Handling & Presentation Tips

Public Contact and Interaction Guidelines

  • Never flip over on their backs, but instead raise vertically to show/display their plastron hinge.

Transportation Tips

  • Brandywine Zoo: During cool weather (under 65°F), supplemental heat is provided with a hot water bottle set to one side of the cooler. Wrap bottle with newspaper for lizards or snakes traveling with the bottle loose, to make cleanups easier in the case of defecation while traveling.

Crating Techniques

  • Brandywine Zoo: reptiles travel in a stackable Coleman style cooler that has been amended with extra ventilation holes on the lid (with a wood-burning tool). With box turtles, the cooler is lined with newspaper.

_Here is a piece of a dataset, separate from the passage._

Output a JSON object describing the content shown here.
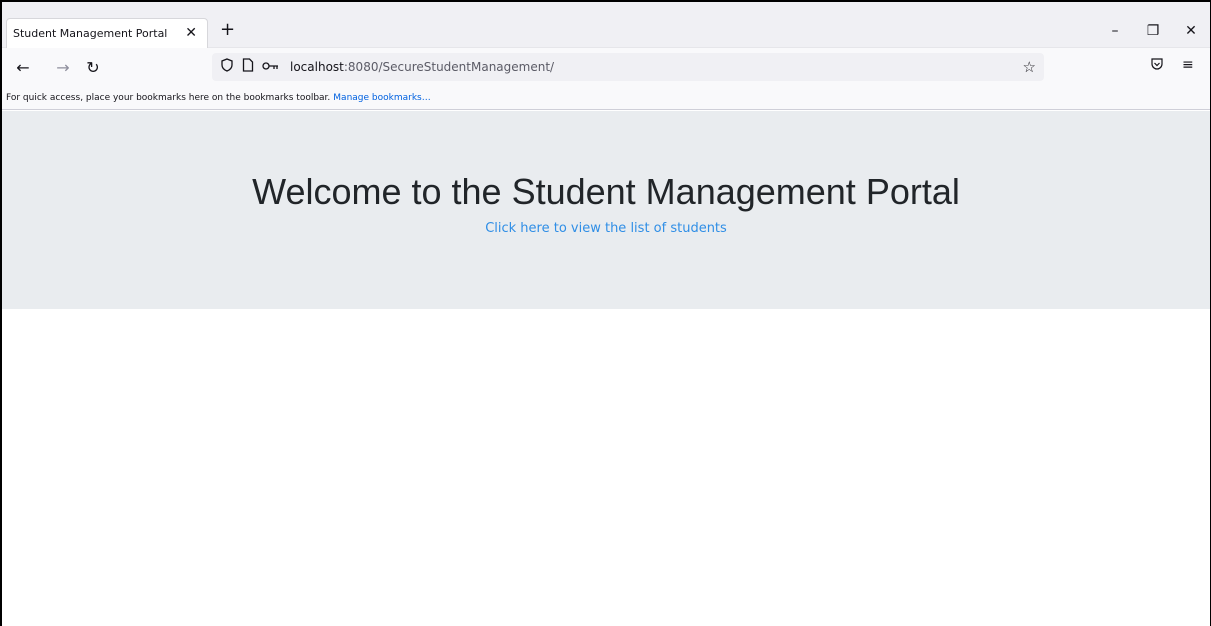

Acquisition Information

  • This species is widely available from wildlife rehabilitators.
  • After looking at other AZA institutions for surplus animals, check with your local herpetological society and reptile rescue organizations. Many of these animals are purchased by the public at reptile stores and expos and owners are unable to keep them for their whole lifespan. If purchasing, look for a reputable breeder to avoid wild caught specimens.



Contributors and Citations

Comments from the Rating System

  • Henry Vilas Zoo: Native endangered species; people love it; size is good for small groups
  • Lee Richardson Zoo: Ours are wild-caught and will bite if given the opportunity, but this is easy to avoid with proper handling